Generally, the nuanced world of computer gaming separates the hardcore gamers from the herd’s more casual. That’s partly because it requires far more upkeep and hands-on involvement to make sure the games play properly.
If you haven’t toiled over your machine’s optimization to make it run faster, you lack a certain badge of honor. Your gaming performance is probably suffering – so read on to discover how to make your machine faster and game harder.
Graphics Processing Unit (GPU)
First, figure out what graphics processing unit your computer presently has. To find out what model you are rocking with, find the Device Manager setting, accessed from the Control Panel.
Next, a GPU is only as good as the driver running it – and running updates on the software matters. Download the most recent driver for yours – a general rule is downloading the “beta” version is the best bet.
Some nerds also recommend overclocking your GPU – in other words, running it at a faster speed than was designed. Whereas a decade ago, this would’ve been fatal, a 10-15% overclock is standard in the modern computer gaming playbook.

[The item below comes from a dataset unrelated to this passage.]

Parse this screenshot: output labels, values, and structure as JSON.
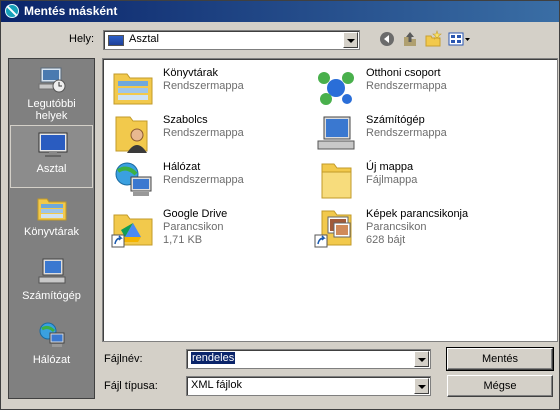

Still, it’s important to be well informed before you go messing around with the settings to avoid overheating. It’s not just your processing units that are at risk; it’s your beloved machine itself!
If you have a desktop – or a rare laptop with desktop functionality – you can upgrade the GPU. Keep in mind, though, that there’s always a newer and better GPU coming out, and it costs to keep up.
Another component that determines your computer’s performance is its hard disk, aka its hard drive. If you know a thing or two about optimizing this baby, your gaming will improve exponentially.
A simple thing you can do is clear up the drive space, which will allow other programs to run smoothly. Do this by uninstalling programs you don’t use, and keep in mind that every program you install slows you down.
Moreover, often idle programs are running in the background, and you can disable these programs without uninstalling them. It depends on what kind of software your computer uses, but usually, you find Run Programs and disable them.
Finally, upgrading from a hard disk to a solid-state drive (SSD) will reduce the load time it takes when gaming. That’s because SSD’s are faster than the traditional hard disk unit that comes preinstalled, and thank goodness for that.
Get one with at least 250 GB, but more dedicated gamers will want closer to the 500 GB mark. Remember, folks, an average game’s installation will take up, on average, at least 10 GB, and that adds up quickly.
There’s a bunch you can do to optimize your computer to run at its best and render graphics most beautifully. The two main places to start are the GPU and hard drive; once you’ve optimized these, you’ll game stronger faster.